Emory University and a state nursing organization are joining forces to address Georgia’s nursing workforce shortage.
Emory’s Nell Hodgson Woodruff School of Nursing and the Georgia Nursing Leadership Coalition announced a new partnership Monday planning to open a center at Emory to research and address nursing workforce challenges and opportunities.
“The situation facing nursing is serious and consequential,” Linda McCauley, dean of the Emory School of Nursing, said Monday. “We need consistent data and solutions-minded collaborations to make nursing workforce decisions in this climate.”
The COVID-19 pandemic resulted in 100,000 registered nurses leaving the profession, according to a national nursing workforce study conducted last year. About 31% of nurses under age 35 say they intend to leave their position, and 32% are considering resigning, a 2022 American Nurses Foundation survey found.
The new Georgia Nursing Workforce Center will look into nursing industry-related issues including retention, recruitment, educational capacity, and the distribution of nursing workforce resources.
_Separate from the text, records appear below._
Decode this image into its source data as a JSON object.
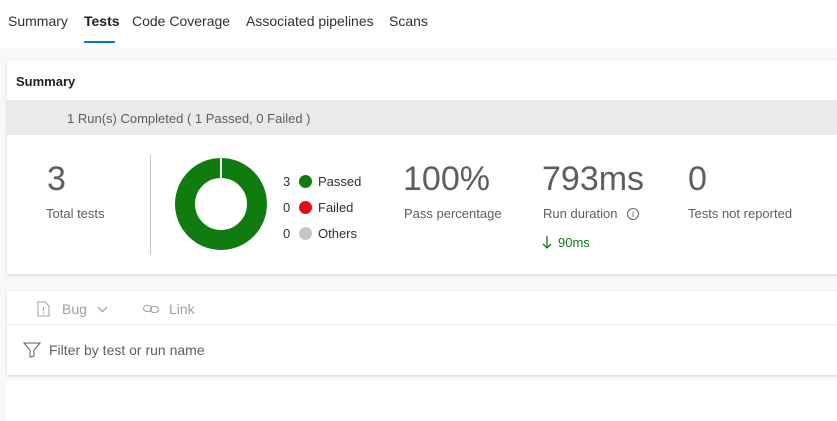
{
  "tabs": [
    {
      "label": "Summary"
    },
    {
      "label": "Tests"
    },
    {
      "label": "Code Coverage"
    },
    {
      "label": "Associated pipelines"
    },
    {
      "label": "Scans"
    }
  ],
  "summary": {
    "heading": "Summary",
    "run_status": "1 Run(s) Completed ( 1 Passed, 0 Failed )",
    "total_tests": {
      "value": "3",
      "label": "Total tests"
    },
    "legend": [
      {
        "count": "3",
        "label": "Passed",
        "color": "#107c10"
      },
      {
        "count": "0",
        "label": "Failed",
        "color": "#e00b1c"
      },
      {
        "count": "0",
        "label": "Others",
        "color": "#c8c6c4"
      }
    ],
    "pass_percentage": {
      "value": "100%",
      "label": "Pass percentage"
    },
    "run_duration": {
      "value": "793ms",
      "label": "Run duration",
      "delta": "90ms"
    },
    "not_reported": {
      "value": "0",
      "label": "Tests not reported"
    }
  },
  "toolbar": {
    "bug_label": "Bug",
    "link_label": "Link"
  },
  "filter": {
    "placeholder": "Filter by test or run name"
  },
  "colors": {
    "accent": "#0078d4",
    "passed": "#107c10",
    "failed": "#e00b1c",
    "others": "#c8c6c4"
  }
}
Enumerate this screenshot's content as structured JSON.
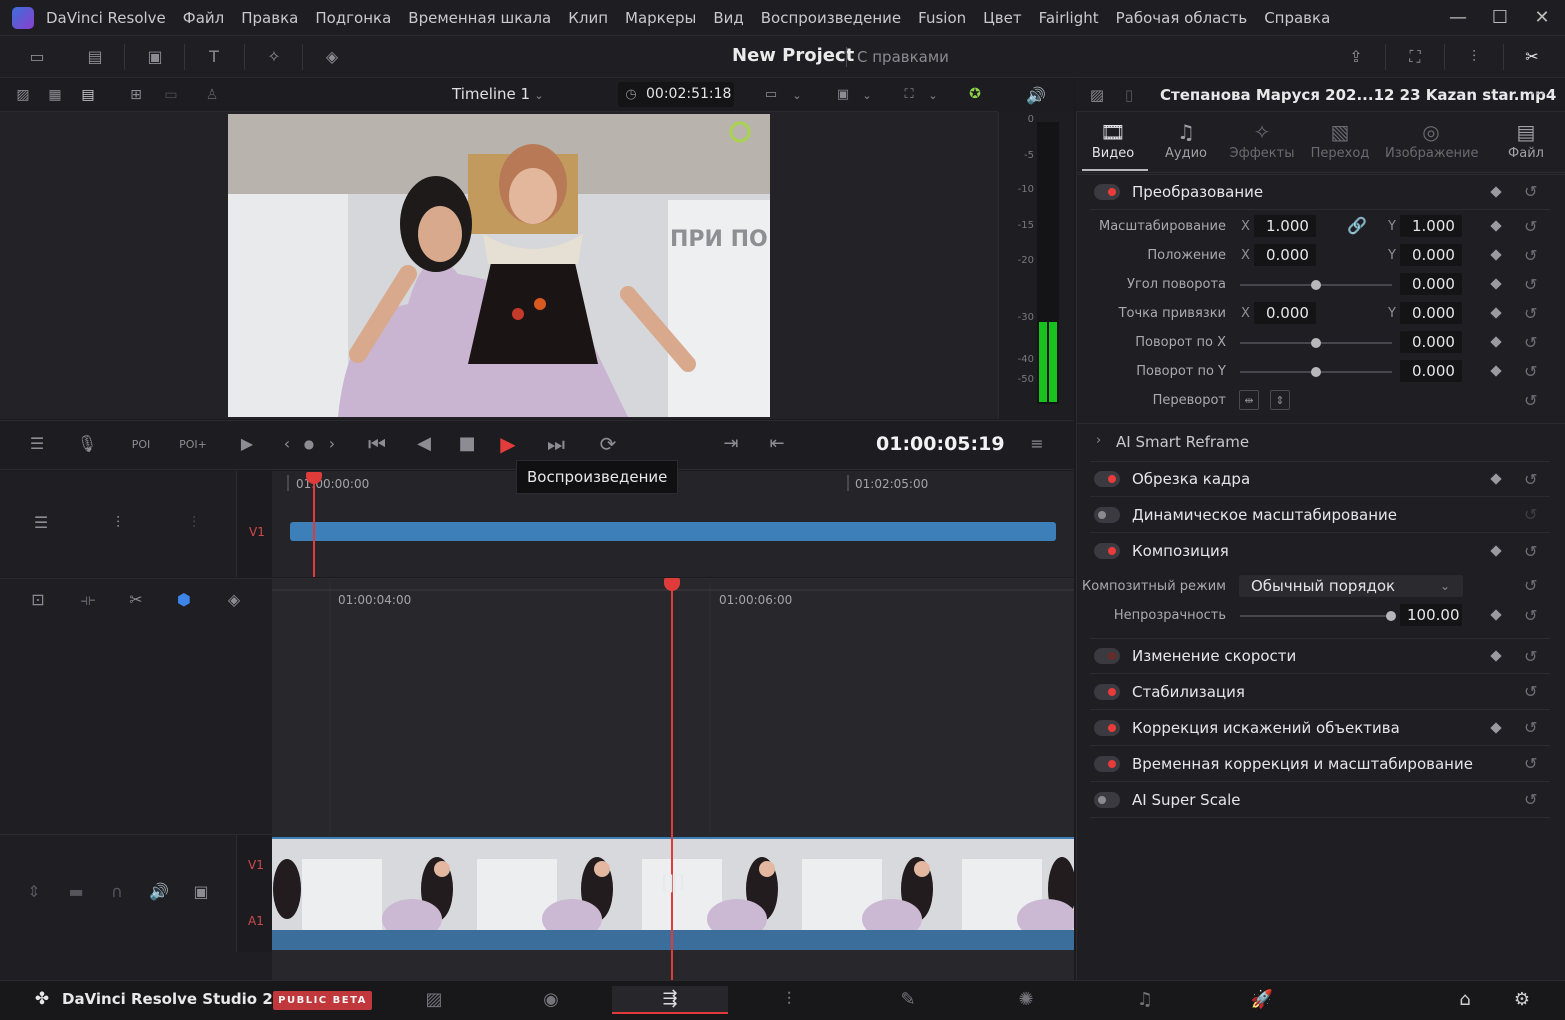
{
  "titlebar": {
    "app_name": "DaVinci Resolve",
    "menu": [
      "Файл",
      "Правка",
      "Подгонка",
      "Временная шкала",
      "Клип",
      "Маркеры",
      "Вид",
      "Воспроизведение",
      "Fusion",
      "Цвет",
      "Fairlight",
      "Рабочая область",
      "Справка"
    ],
    "minimize": "—",
    "maximize": "☐",
    "close": "✕"
  },
  "toolbar": {
    "project_title": "New Project",
    "project_status": "С правками"
  },
  "viewer": {
    "timeline_name": "Timeline 1",
    "source_timecode": "00:02:51:18",
    "overlay_text": "ПРИ ПО"
  },
  "meter": {
    "labels": [
      "0",
      "-5",
      "-10",
      "-15",
      "-20",
      "-30",
      "-40",
      "-50"
    ]
  },
  "transport": {
    "timecode": "01:00:05:19",
    "tooltip": "Воспроизведение"
  },
  "timeline_upper": {
    "track_label": "V1",
    "ruler": [
      "01:00:00:00",
      "01:02:05:00"
    ]
  },
  "timeline_lower": {
    "ruler": [
      "01:00:04:00",
      "01:00:06:00"
    ],
    "track_video": "V1",
    "track_audio": "A1"
  },
  "inspector": {
    "clip_name": "Степанова Маруся 202...12 23 Kazan star.mp4",
    "more": "···",
    "tabs": [
      {
        "label": "Видео",
        "icon": "film-icon",
        "active": true
      },
      {
        "label": "Аудио",
        "icon": "music-note-icon",
        "active": false
      },
      {
        "label": "Эффекты",
        "icon": "wand-icon",
        "active": false
      },
      {
        "label": "Переход",
        "icon": "transition-icon",
        "active": false
      },
      {
        "label": "Изображение",
        "icon": "image-icon",
        "active": false
      },
      {
        "label": "Файл",
        "icon": "file-icon",
        "active": false
      }
    ],
    "transform": {
      "title": "Преобразование",
      "zoom_label": "Масштабирование",
      "zoom_x": "1.000",
      "zoom_y": "1.000",
      "position_label": "Положение",
      "position_x": "0.000",
      "position_y": "0.000",
      "rotation_label": "Угол поворота",
      "rotation": "0.000",
      "anchor_label": "Точка привязки",
      "anchor_x": "0.000",
      "anchor_y": "0.000",
      "pitch_label": "Поворот по X",
      "pitch": "0.000",
      "yaw_label": "Поворот по Y",
      "yaw": "0.000",
      "flip_label": "Переворот",
      "x": "X",
      "y": "Y"
    },
    "smart_reframe": "AI Smart Reframe",
    "cropping": "Обрезка кадра",
    "dynamic_zoom": "Динамическое масштабирование",
    "composite": {
      "title": "Композиция",
      "mode_label": "Композитный режим",
      "mode_value": "Обычный порядок",
      "opacity_label": "Непрозрачность",
      "opacity_value": "100.00"
    },
    "speed_change": "Изменение скорости",
    "stabilization": "Стабилизация",
    "lens_correction": "Коррекция искажений объектива",
    "retime_scaling": "Временная коррекция и масштабирование",
    "super_scale": "AI Super Scale"
  },
  "bottombar": {
    "brand": "DaVinci Resolve Studio 21",
    "badge": "PUBLIC BETA",
    "pages": [
      "media-page-icon",
      "cut-page-icon",
      "edit-page-icon",
      "fusion-page-icon",
      "color-page-icon",
      "fairlight-page-icon",
      "deliver-page-icon"
    ]
  },
  "colors": {
    "accent_red": "#e03b3b",
    "clip_blue": "#3d7fb8",
    "meter_green": "#19c11f",
    "badge_red": "#c0373c"
  }
}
The center will work with health-care organizations, business partners, state leaders, universities, and community groups to develop policies addressing the need for more nurses.
“A healthy and well nursing workforce is key to a healthy and well Georgia,” said Chelsea Hagopian, an assistant clinical professor at Emory who will serve as the center’s executive director. “The opportunity for learning and community with this center will help to strengthen and promote a diverse, inclusive, and equity-minded nursing workforce prepared and supported to meet Georgia’s health and care needs.”
Funding from Emory will support the center, the brainchild of the nursing coalition.
“With the outstanding reputation of Emory and its nationally known workforce researchers, our workforce research and center will be taken to the next level,” said Lisa Eichelberger, a member of the coalition’s executive committee. “Moving the workforce center to Emory can go a long way to make nursing a rewarding a fulfilling career for greater numbers of Georgia nurses.”
This story comes to Rough Draft via a media partnership with Capitol Beat.